This post is part of the Student Experience series, which features current and former archives students as they reflect on graduate school, internships, and early career issues. If you would like to contribute a post for this series, please email me.
Guest poster NaVosha Copeland, graduate student at the iSchool at Illinois, discusses her experience with taking an Information Services for Diverse Populations course and what she learned from it.
No one forced me to take the Information Services for Diverse Populations course at The iSchool at Illinois this semester, but I wanted to for several reasons. First, I was curious about the subject. I studied Race and Difference during my undergraduate studies and I was interested in learning more information about the topic. Secondly, I wanted to be taught by the professor who teaches the course. During Orientation, she gave a short presentation about diversity in the Library and Information Science profession, and I was impressed.

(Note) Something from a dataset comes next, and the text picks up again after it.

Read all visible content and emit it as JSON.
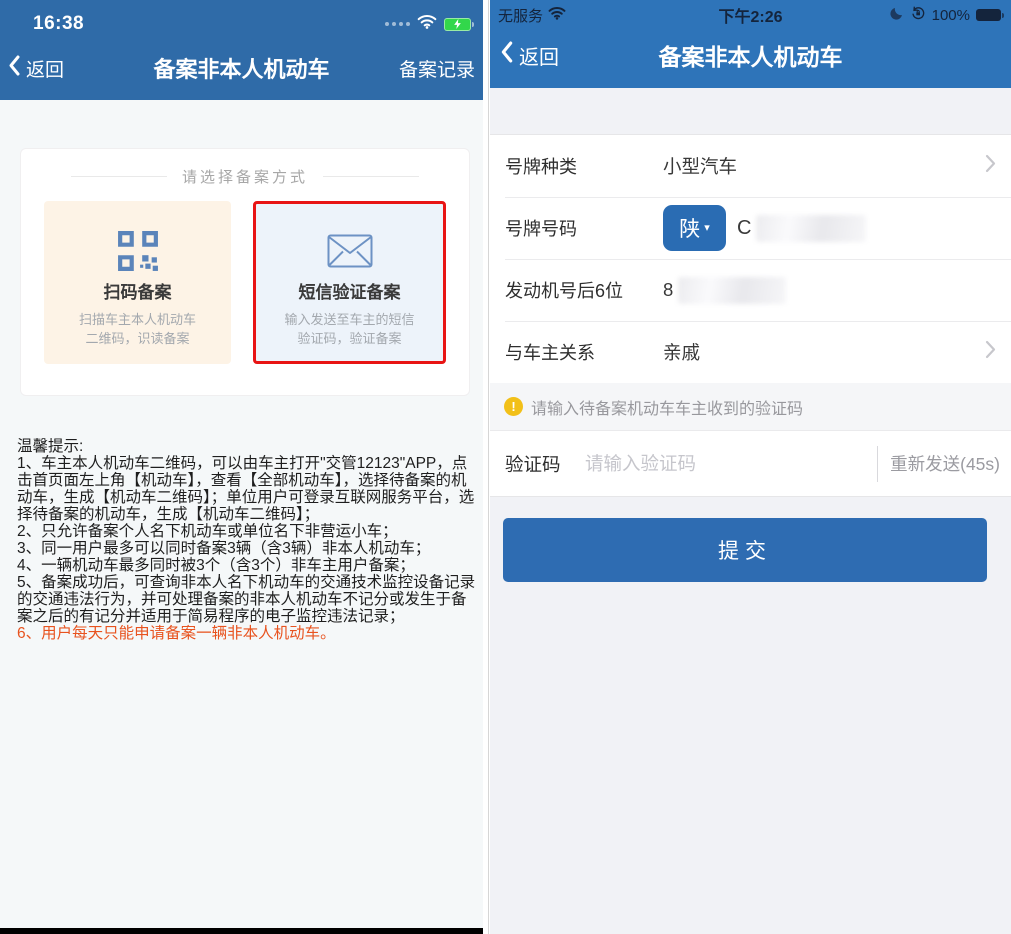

I am enjoying the class, and I am learning a lot, but what I am most enjoying about the course is that my experiences as a Black woman are consistently affirmed by the texts that we read each week, and this has been one of the most gratifying experiences I have had while taking the course. Furthermore, the texts that we read each week challenge and motivate me to better serve people who are different from me. The affirmation and knowledge that I receive in this course should be given to all Library and Information Science professionals, therefore, I make a case for all members of the LIS profession to take a course that teaches them how to properly serve diverse populations.

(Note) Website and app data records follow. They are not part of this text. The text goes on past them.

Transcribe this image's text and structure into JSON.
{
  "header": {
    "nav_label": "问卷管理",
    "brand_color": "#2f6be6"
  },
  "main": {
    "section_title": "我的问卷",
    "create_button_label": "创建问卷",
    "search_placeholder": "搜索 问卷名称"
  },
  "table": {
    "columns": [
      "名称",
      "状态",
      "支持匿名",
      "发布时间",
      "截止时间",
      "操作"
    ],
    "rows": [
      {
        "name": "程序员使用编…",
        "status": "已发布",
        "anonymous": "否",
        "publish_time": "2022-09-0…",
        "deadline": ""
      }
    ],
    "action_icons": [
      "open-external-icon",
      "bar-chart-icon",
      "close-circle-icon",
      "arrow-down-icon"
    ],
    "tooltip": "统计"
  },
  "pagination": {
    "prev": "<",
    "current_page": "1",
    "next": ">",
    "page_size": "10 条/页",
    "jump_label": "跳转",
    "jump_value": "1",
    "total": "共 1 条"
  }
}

In our class, we engage with Critical Race Theory and we learn about the ways in which certain communities have been excluded from benefiting from libraries in the United States, due to a particular identity and/or socioeconomic status. The scholars we have read such as: Daniel Solórzano, Tara Yosso, Tracie D. Hall, and Todd Honma, have written texts that have caused me and my classmates to look in the mirror and recognize our privileges, adversities, and shortcomings. We are made aware of books that reveal the history of segregation in public libraries, such as Cheryl Knott’s Not Free, Not For All, which has caused me to recognize the inequalities in libraries and archives that still affect people today. I, too, have experienced this inequity in some of the libraries and archives I have frequented. Gratefully, this class serves as a space where I share my experiences and they are validated.
The discussions in the weekly forum and live classes online give me an opportunity to share my identity and experiences with my classmates. I am one of the few Black people in the class, and this had the potential to get a little awkward because I did not know if my classmates would look to me to speak for all Black people. I cannot do this, and I will not. Also, I did not want to be looked upon by my classmates as the spokesperson for diversity. Gladly, none of these things have occurred in my class. Our discussions are honest and vulnerable, and I am grateful that there is space for us to:
- inquire of each other, how do I serve this particular group? and
- provide our answers, based on experience and scholarship.
I share this space with my classmates, knowing that my experiences and identities do not make up the totality of diversity. In our class, we learn about how to serve people who are in different groups. I thoroughly enjoy learning about the needs and experiences of others. It is humbling to know that I am not the only one who needs unique services in the libraries and archives, but that others need them too.
I encourage all Library and Information Service professionals to take a course that teaches them how to serve diverse populations. It is vital to decentralize one’s own culture in our profession, in order to serve different groups effectively. We aim to manage and disseminate information, but the information we handle yields much sweeter fruit when it comes from a variety of sources, rather than from one source alone. Let us hold our selves accountable by taking a course that teaches us how to serve diverse populations. As a result of this, we will improve our profession and ourselves.
Addendum: Dr. Nicole Cooke teaches Information Services for Diverse Populations at the iSchool at Illinois. To learn more about enrolling in the course via the iSchool at Illinois or the WISE Consortium, please visit .
NaVosha Copeland is a graduate student in The iSchool at Illinois, pursuing a Master of Science in Library and Information Science, which she will attain in Spring 2018. She is currently a Visual Archives Associate at the Atlanta History Center. To learn more about her projects, follow her on Twitter @navoshacopeland.